I say most, but not all.

Imitation maple syrup is a crime against humanity. Even when it’s not outright lying and labeled “pancake syrup” I still want nothing to do with this poser. Supermarket breads are still a sticking point for me too, as I am convinced they are little more than extruded loaves of goo. Perhaps one day, bread will have a standard of identity. Until then, I’m part of the “no toast” crowd at most diners.

Occasionally diners will make their own bread, or get a specialty loaf from a local Italian bakery. In those cases, it’s toast all the way. I’m not opposed to bread and toast, I’m just opposed to crappy bread and crappy toast.

All of this is to say that my standard breakfast order is typically some variation of two eggs over potatoes. Sometimes they are poached. Basted eggs are fab in those rare old-school establishments that do such a thing. Over easy is the fallback option. Regardless if potatoes are home fries or hash browns, I like them crispy.

Runny yolks coating well seasoned crispy potatoes, and washed down with black coffee are what old man diner dreams are made of. Give me a newspaper, a comfy booth, and a ray of morning sun, and I’m a happy man.

But sometimes, I forget myself, and I feel like eating more veggies. Big mistake.

That impulse leads me down the road of diner omelettes. Surely, there is some magical diner out there in New Jersey or beyond where omelettes are a thing of beauty. But they are few and far between.

Either they are the thin rolled variety, of beaten eggs poured over a flat top and rolled around a filling of vegetables, almost like an egg crepe. Or they can be the stiff, dry, and browned folded omelet that is invariably overcooked with far too many eggs, and far too few vegetables.

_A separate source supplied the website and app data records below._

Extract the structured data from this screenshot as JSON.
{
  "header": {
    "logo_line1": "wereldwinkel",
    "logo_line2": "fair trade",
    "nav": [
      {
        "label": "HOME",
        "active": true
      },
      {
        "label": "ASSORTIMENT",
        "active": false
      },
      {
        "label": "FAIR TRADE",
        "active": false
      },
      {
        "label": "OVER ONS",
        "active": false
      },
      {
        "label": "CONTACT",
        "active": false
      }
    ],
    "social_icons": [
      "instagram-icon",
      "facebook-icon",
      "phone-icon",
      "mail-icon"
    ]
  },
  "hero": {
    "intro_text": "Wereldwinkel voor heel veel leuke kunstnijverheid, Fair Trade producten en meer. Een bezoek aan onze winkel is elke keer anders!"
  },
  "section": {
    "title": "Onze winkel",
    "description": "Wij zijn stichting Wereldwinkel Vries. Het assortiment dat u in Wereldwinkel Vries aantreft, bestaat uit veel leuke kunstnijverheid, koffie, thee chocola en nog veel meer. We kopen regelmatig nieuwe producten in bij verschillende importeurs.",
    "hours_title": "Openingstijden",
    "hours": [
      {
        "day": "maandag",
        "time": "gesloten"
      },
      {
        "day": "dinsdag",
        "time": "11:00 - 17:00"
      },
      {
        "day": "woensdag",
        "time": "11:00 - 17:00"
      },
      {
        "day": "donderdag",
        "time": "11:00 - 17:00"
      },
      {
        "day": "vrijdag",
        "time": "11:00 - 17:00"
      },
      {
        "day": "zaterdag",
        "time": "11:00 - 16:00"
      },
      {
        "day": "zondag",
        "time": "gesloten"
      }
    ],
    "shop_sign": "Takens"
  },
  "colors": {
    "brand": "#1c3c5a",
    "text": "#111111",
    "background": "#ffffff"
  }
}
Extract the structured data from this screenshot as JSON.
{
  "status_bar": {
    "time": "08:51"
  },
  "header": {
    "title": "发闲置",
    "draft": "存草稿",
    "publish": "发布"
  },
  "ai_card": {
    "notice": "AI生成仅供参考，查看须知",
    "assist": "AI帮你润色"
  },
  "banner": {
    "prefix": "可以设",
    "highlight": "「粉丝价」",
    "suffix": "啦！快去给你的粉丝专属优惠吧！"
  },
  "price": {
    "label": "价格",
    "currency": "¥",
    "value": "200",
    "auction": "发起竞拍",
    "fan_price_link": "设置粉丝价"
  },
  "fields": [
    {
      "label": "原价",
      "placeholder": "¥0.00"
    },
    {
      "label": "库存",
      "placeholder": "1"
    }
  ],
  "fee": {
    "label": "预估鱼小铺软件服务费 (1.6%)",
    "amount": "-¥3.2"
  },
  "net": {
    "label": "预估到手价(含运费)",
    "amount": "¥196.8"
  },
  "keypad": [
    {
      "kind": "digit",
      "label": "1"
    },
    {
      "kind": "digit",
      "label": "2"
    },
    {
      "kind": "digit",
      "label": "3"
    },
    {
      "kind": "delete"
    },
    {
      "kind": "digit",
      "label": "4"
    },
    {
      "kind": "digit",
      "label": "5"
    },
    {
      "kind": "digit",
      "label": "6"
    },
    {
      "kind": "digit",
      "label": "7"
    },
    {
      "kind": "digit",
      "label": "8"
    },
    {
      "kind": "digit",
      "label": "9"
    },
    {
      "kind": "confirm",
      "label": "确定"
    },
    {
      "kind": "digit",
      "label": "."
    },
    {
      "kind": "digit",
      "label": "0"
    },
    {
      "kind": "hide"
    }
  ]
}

Between you and me, the pinnacle of omelette perfection is the classic French omelette. I like how it’s pillowy, with a soft scrambled interior texture, and nothing but golden, tender, butter brushed eggs on the outside. Slice open the top, stuff it with something delicious, and serve it with a glass of wine. It’s a thing of beauty.

But I don’t go to a diner expecting classic French fare.

My hunch is that the biggest part of the problem is that diners feel the need to go large. So that means they are trying to cram too many eggs into any given omelette. Or, they are going for speed. So instead of building an omelet in the pan, and getting some volume to the eggs themselves, they use the flat top grill where the eggs batter cooks almost instantaneously in one thin mass.

Honestly, I prefer these rolled omelets to failed versions of a tender, fluffy omelet. In part because they tend to have more filling in them, which is why I’m ordering an omelet in the first place.

There’s nothing worse than looking forward to a spinach and feta omelet, and finding out you’ve only received a few token leaves of spinach that add a bit of color to the dish.

Meh.

The secret to ordering omelets in diners is to keep a keen eye on the egg cook behind the line. And if the kitchen is closed off, check out the tables of the people around you. The good news is that substandard egg cooking is easily identifiable with even just a cursory glance.

Happy hunting. And if you find any great diner omelettes, please let me know.

One Comment leave one →
  1. albanylandlord permalink
    October 13, 2017 1:05 am

    Diners are not for omelets. They are for sunny side or over easy eggs, hash browns, and bacon (because even bad bacon is good bacon), Some diners are good for corned beef hash or sausages (Dan’s Place too). Ordering on Omelet is pretty much a bad idea and you deserve having to eat it when it comes. You can put saltpepperketchup on it to help wash it down.

Leave a Reply

Fill in your details below or click an icon to log in:

WordPress.com Logo

You are commenting using your WordPress.com account. Log Out / Change )

Twitter picture

You are commenting using your Twitter account. Log Out / Change )

Facebook photo

You are commenting using your Facebook account. Log Out / Change )

Google+ photo

You are commenting using your Google+ account. Log Out / Change )

Connecting to %s

%d bloggers like this: